Yes, but it is overdiagnosed….
ADD has deservedly been a subject of controversy over the years. While it surely poses a genuine problem for some, probably between 2% – 3% of individuals, it is currently being vastly over-diagnosed in this country. ADD has become a “fad diagnosis”, with more than 10% of children in some school districts across America now being treated with medications for it. Many people (adults and children) believe or are told they have it when really they are suffering from something else. There are many reasons for this:
- “Seductiveness” – ADD seems to offer an “easy answer” to often-complex life problems.
- “Turf battles” – does primary responsibility for diagnosis & treatment lie with doctors, psychologists, schools, or parents? If doctors, which specialty (neurology, psychiatry, pediatrics)? If schools, regular classroom or “Special Ed”?
- “Checklists” & “Rating Scales” – an unfortunate recent trend in psychiatry towards diagnosis based on symptoms, rather than on analysis of why those symptoms are occurring.

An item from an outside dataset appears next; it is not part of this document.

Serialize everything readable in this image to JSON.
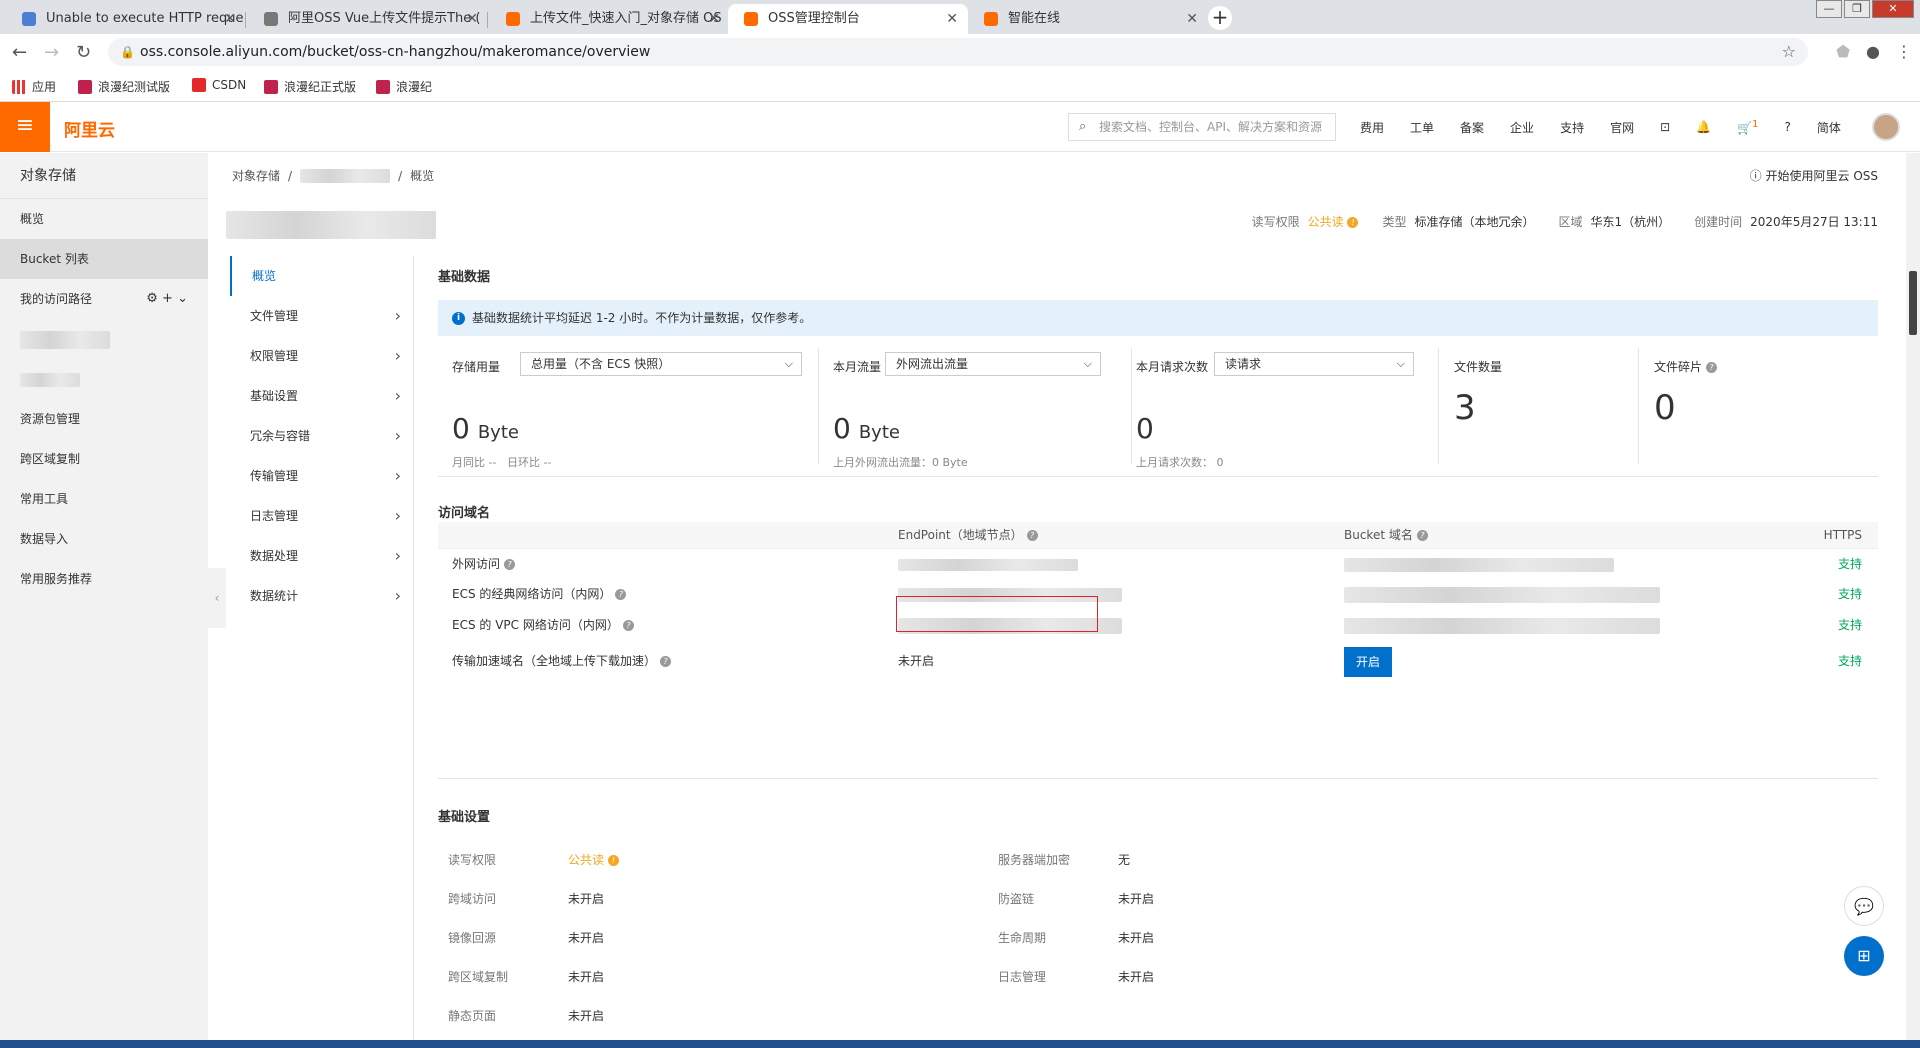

- “Visibility” – increased press and public awareness creates “pressure” on many professionals to make a diagnosis of ADD, reasons for resisting the temptation are few.